## YOUR GOAL:
This exercise asks for every line of the material that includes the word "these".

## SUPPLIED INFORMATION:
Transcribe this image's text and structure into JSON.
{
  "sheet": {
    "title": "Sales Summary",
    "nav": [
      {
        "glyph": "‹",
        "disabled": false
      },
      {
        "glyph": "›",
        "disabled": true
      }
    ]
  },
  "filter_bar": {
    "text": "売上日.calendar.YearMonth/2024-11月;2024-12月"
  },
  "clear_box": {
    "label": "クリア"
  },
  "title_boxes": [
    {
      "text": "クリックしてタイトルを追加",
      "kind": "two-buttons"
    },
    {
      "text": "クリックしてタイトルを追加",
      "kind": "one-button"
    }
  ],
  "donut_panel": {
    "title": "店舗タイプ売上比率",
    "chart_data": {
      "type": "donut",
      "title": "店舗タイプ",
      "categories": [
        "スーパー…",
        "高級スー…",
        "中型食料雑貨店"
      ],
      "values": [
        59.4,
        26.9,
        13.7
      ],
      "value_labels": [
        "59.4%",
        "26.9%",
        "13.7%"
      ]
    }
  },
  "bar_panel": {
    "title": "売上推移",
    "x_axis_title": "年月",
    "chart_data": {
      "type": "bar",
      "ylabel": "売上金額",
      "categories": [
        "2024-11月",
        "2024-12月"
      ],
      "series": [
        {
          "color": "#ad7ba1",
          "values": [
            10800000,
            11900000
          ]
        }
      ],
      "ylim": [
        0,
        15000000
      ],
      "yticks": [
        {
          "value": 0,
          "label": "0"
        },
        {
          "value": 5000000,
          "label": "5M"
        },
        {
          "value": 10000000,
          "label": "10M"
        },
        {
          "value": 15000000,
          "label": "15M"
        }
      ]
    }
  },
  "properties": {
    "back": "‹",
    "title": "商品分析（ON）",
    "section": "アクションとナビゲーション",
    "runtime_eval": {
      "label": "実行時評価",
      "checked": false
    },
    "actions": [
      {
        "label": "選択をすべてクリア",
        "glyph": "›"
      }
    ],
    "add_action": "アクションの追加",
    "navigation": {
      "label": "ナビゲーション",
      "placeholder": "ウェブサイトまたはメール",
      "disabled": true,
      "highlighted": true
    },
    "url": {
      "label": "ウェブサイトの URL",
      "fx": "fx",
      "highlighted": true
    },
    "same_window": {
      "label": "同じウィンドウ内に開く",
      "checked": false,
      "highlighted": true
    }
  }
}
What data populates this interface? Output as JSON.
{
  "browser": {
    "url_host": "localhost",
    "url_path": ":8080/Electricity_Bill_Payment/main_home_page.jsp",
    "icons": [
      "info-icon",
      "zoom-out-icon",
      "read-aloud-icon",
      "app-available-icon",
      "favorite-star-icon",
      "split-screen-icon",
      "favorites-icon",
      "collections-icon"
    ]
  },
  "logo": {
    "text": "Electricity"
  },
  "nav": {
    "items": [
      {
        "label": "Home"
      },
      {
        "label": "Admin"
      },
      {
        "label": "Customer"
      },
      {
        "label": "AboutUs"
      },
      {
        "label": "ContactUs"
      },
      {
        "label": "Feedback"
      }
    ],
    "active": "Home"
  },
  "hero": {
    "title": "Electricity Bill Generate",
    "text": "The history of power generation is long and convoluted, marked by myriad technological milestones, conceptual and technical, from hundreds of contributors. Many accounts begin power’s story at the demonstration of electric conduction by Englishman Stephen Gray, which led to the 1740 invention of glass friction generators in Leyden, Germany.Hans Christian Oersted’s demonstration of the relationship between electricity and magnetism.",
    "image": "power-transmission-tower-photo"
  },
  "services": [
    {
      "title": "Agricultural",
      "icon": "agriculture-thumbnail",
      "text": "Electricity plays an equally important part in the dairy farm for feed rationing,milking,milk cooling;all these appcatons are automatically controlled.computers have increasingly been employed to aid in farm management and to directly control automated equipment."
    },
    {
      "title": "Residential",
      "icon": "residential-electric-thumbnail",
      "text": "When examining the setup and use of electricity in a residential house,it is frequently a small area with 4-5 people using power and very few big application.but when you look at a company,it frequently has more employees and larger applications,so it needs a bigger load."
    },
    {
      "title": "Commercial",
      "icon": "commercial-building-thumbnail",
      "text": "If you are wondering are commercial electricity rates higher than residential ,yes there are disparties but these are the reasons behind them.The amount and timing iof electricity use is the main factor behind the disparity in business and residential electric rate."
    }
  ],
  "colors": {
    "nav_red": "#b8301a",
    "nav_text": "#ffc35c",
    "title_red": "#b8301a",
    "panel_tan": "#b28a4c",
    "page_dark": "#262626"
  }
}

## WRITTEN SOLUTION:
      "text": "Electricity plays an equally important part in the dairy farm for feed rationing,milking,milk cooling;all these appcatons are automatically controlled.computers have increasingly been employed to aid in farm management and to directly control automated equipment."
      "text": "If you are wondering are commercial electricity rates higher than residential ,yes there are disparties but these are the reasons behind them.The amount and timing iof electricity use is the main factor behind the disparity in business and residential electric rate."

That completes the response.